● REQUIREMENT: Look at each line of the records and count those with "location" in them. Please answer with the count alone.

● RECORDED INFORMATION:
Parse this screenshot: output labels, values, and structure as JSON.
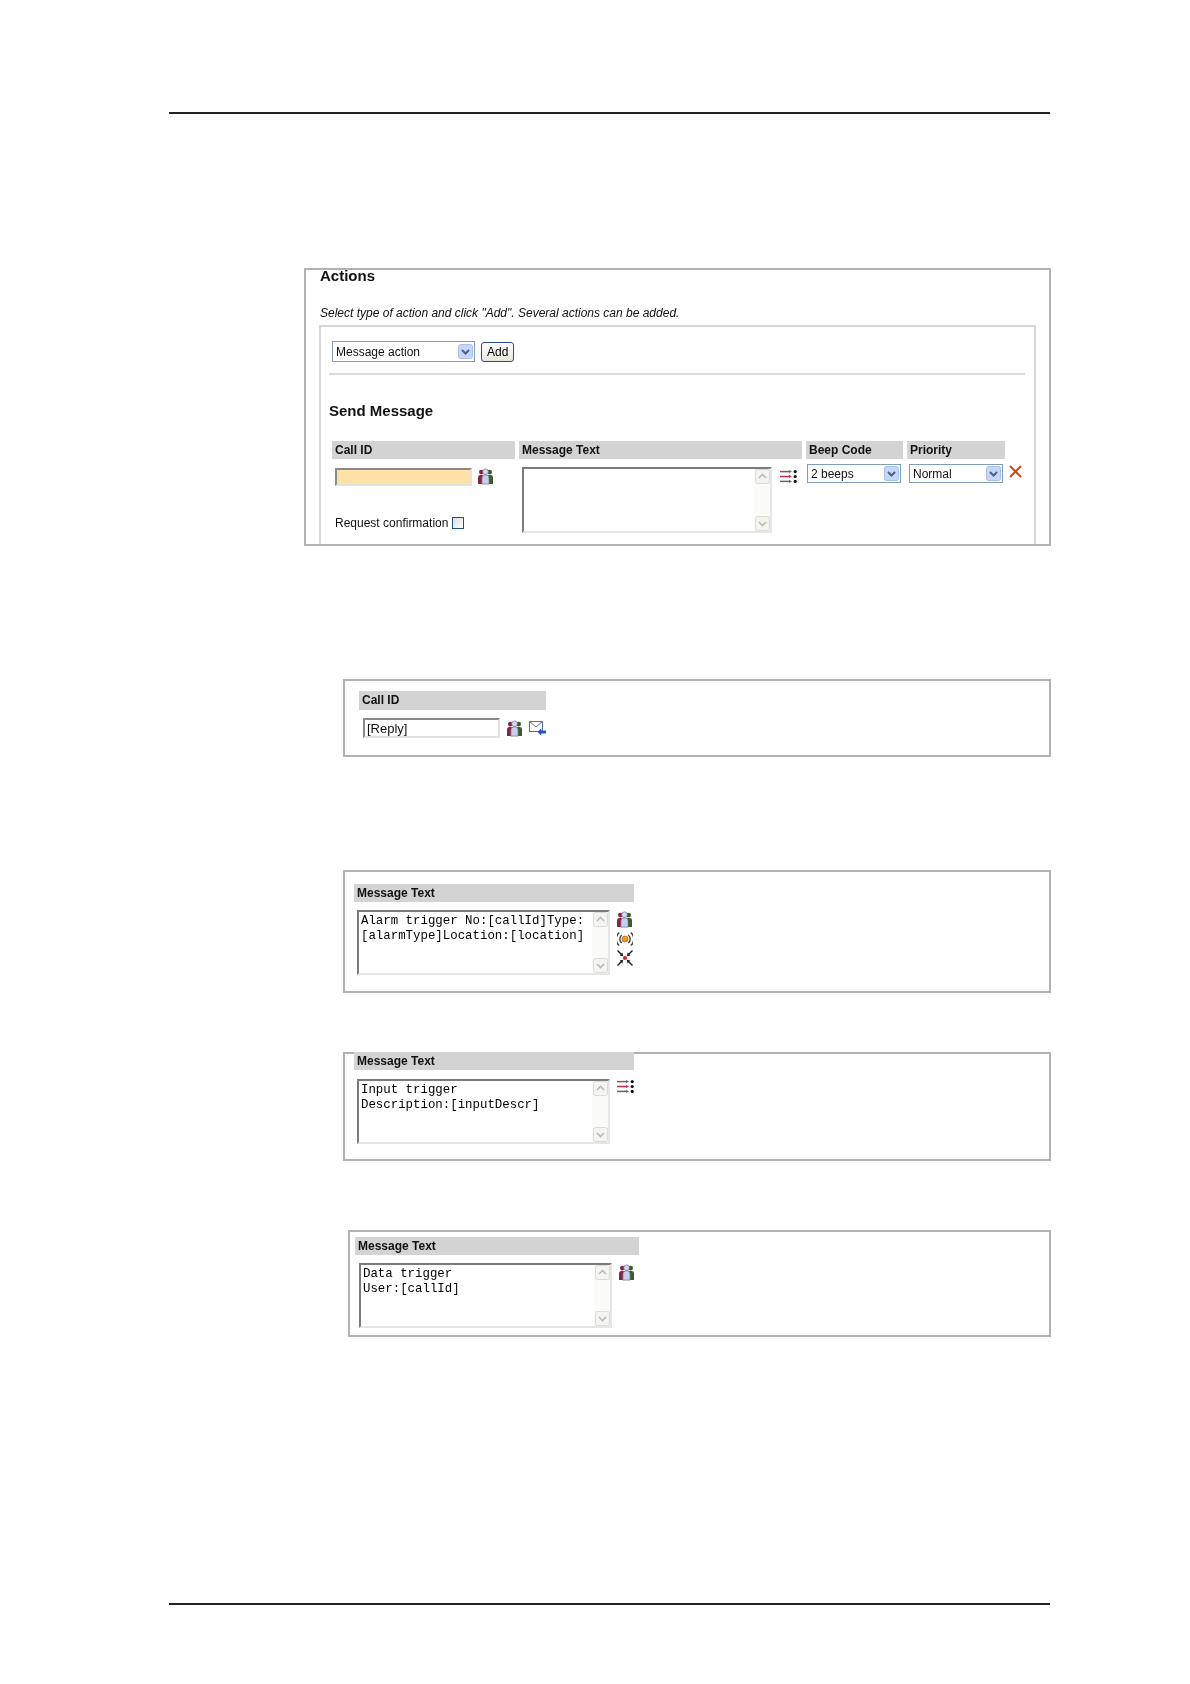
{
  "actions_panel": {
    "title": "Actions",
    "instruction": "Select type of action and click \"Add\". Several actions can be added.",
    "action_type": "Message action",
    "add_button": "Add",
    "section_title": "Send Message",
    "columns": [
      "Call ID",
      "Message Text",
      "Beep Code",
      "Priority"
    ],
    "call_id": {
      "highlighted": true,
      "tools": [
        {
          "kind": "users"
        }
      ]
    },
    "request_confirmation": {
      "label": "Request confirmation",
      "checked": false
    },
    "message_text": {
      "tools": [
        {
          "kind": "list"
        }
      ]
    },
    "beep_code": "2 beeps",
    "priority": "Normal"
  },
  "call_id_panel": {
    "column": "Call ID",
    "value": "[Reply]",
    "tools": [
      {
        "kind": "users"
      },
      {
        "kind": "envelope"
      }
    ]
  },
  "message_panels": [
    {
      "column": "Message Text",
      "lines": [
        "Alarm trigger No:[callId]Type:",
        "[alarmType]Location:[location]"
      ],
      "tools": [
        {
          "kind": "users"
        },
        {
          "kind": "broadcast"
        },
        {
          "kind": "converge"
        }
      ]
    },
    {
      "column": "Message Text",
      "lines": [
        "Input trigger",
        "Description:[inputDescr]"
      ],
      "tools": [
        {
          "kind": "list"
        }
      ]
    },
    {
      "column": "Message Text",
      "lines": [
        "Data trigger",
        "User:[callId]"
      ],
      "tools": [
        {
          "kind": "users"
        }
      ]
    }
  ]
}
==
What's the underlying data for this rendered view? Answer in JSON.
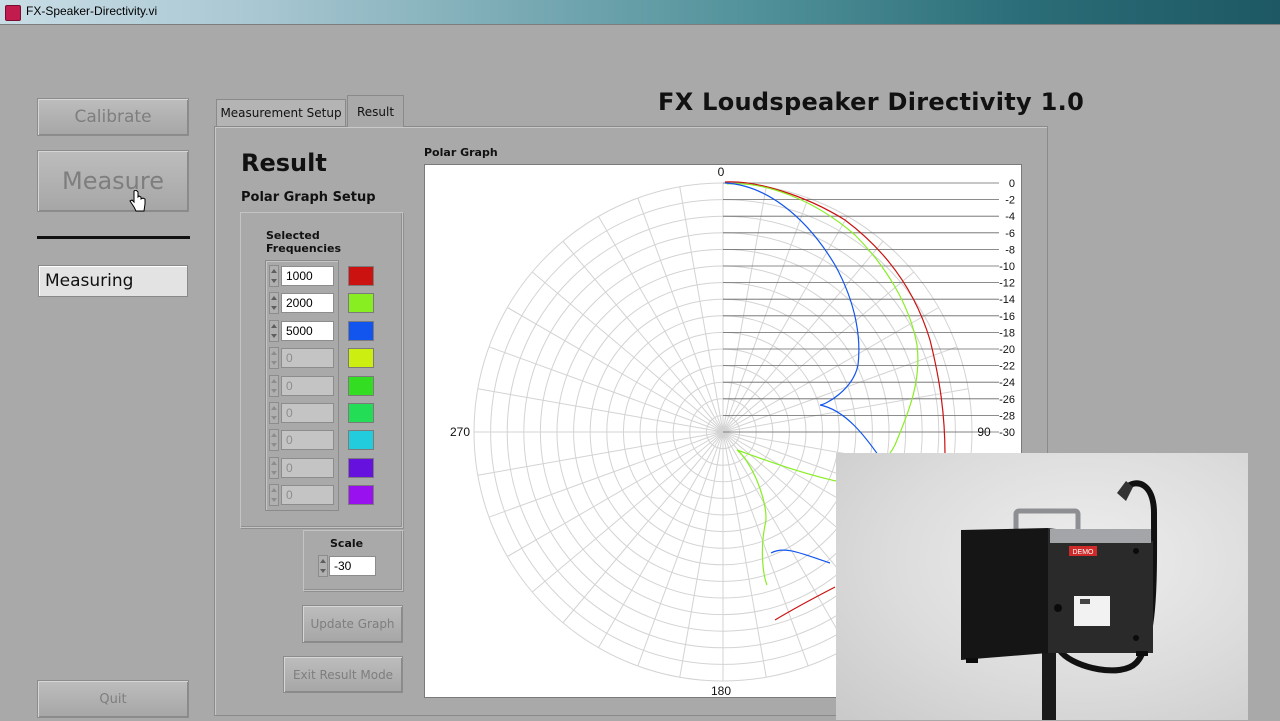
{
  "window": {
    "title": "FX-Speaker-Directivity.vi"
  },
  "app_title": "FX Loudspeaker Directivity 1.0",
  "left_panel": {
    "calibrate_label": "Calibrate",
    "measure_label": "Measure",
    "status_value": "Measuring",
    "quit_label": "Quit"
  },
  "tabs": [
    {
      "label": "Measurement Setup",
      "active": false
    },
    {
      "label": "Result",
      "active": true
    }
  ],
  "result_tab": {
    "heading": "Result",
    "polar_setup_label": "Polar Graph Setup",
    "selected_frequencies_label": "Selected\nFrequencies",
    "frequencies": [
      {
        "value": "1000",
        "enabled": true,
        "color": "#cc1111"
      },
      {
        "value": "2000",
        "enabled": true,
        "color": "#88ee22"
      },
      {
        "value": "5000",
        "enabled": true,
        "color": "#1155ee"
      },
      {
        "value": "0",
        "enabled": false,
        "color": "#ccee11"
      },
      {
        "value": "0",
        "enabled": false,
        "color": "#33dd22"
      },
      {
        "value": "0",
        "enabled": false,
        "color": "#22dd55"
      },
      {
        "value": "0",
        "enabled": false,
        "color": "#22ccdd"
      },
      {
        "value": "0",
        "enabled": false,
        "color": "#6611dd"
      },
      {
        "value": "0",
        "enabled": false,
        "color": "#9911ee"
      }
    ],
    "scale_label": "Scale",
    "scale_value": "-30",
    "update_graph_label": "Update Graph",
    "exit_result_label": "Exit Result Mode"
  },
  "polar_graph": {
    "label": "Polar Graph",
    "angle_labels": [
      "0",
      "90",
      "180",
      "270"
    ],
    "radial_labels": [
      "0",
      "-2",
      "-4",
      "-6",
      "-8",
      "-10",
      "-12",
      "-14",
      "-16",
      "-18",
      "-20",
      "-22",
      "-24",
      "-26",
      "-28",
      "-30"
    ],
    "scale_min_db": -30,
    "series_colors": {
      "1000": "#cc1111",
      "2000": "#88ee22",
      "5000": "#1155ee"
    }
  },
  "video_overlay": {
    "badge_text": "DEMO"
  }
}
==
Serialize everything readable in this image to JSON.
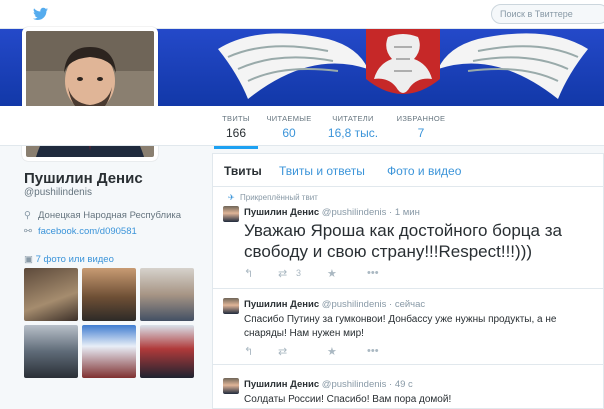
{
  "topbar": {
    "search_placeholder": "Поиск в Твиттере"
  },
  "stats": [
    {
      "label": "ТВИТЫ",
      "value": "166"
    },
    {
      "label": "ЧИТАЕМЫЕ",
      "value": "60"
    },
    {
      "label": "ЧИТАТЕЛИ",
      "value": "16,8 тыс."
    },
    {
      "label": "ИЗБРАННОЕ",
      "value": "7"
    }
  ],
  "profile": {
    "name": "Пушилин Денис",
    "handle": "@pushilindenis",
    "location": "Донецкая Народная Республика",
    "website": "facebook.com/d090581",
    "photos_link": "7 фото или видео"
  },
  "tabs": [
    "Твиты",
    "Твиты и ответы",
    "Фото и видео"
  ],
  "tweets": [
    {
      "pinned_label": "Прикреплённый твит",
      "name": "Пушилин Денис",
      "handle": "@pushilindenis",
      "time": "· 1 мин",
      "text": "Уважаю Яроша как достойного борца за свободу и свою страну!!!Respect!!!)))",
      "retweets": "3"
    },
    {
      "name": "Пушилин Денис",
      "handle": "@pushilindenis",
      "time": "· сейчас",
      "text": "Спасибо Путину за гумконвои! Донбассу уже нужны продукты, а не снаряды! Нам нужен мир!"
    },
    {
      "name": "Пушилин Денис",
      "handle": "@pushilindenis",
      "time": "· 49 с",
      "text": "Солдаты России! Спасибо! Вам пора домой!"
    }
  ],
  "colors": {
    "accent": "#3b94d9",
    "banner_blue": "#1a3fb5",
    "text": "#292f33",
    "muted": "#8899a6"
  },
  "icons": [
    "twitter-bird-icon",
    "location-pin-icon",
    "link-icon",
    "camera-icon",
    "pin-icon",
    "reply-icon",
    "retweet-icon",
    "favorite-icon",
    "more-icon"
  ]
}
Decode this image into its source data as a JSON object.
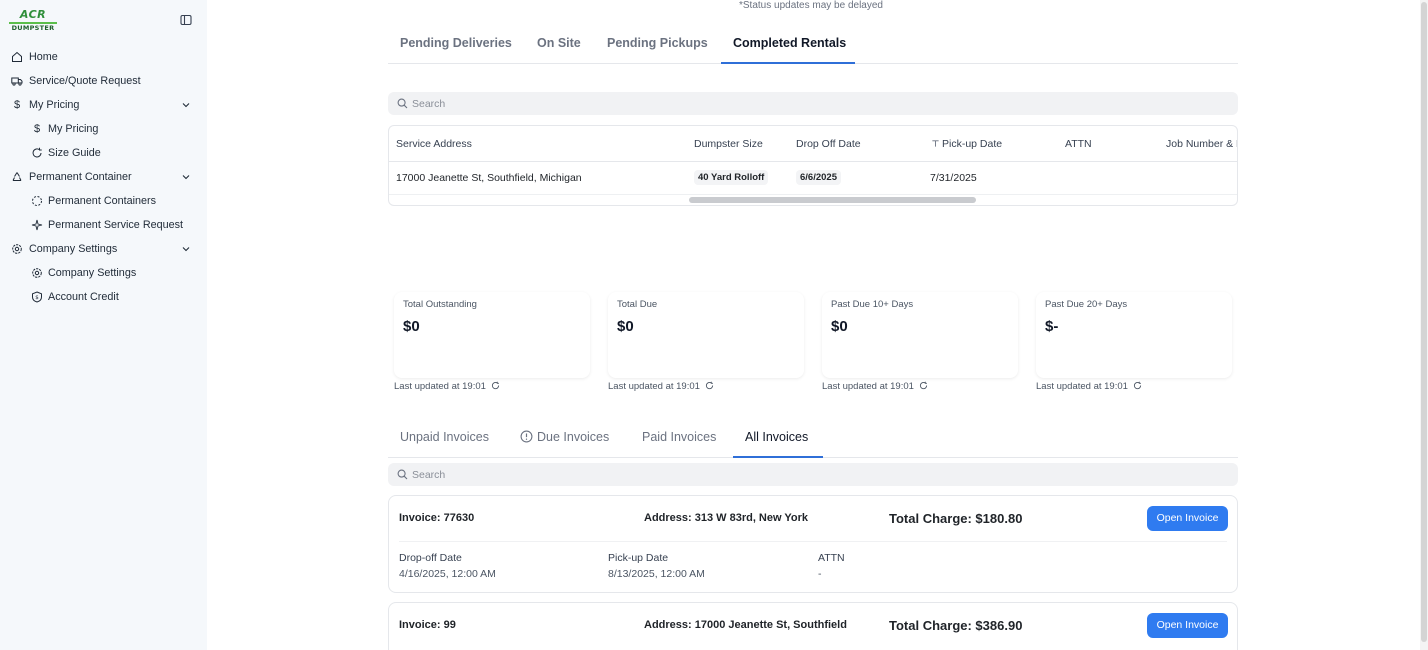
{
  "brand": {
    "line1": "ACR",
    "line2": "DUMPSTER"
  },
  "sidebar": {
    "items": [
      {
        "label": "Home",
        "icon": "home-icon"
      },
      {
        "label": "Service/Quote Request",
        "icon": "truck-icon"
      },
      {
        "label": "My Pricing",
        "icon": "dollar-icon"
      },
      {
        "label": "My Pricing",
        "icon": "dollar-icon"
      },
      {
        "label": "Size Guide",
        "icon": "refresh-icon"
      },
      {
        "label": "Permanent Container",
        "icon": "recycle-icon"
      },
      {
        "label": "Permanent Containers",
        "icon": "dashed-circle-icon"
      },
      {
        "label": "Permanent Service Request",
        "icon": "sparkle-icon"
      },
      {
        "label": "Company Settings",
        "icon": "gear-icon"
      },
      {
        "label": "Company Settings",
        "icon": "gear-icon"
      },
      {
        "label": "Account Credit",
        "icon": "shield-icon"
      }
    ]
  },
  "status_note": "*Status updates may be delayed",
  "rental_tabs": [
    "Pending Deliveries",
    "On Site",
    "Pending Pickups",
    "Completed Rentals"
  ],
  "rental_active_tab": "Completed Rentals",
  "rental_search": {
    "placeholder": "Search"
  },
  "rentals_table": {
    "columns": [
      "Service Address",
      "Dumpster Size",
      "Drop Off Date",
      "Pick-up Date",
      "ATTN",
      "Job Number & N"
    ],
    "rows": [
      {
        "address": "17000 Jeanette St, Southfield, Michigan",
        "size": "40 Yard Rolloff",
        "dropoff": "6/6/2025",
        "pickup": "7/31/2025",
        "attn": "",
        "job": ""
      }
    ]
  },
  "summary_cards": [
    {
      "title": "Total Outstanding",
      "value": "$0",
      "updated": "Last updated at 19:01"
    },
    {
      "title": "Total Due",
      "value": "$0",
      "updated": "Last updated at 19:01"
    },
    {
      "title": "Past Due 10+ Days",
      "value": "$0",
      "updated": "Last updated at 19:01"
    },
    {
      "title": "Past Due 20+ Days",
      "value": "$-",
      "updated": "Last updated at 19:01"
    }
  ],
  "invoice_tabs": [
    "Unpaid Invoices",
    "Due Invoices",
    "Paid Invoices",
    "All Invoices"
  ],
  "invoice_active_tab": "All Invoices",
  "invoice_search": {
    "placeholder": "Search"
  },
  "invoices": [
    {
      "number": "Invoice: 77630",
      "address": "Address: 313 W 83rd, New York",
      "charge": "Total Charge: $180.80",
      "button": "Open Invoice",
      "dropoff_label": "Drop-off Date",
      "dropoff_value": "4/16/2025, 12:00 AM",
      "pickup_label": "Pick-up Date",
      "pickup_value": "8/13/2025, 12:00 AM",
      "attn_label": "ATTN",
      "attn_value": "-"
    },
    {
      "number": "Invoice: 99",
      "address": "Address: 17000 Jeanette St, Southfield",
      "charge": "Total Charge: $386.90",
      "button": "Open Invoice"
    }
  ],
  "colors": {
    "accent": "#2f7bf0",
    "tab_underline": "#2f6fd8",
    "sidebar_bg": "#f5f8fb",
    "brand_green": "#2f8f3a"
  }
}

● EXPECTED ANSWER: 3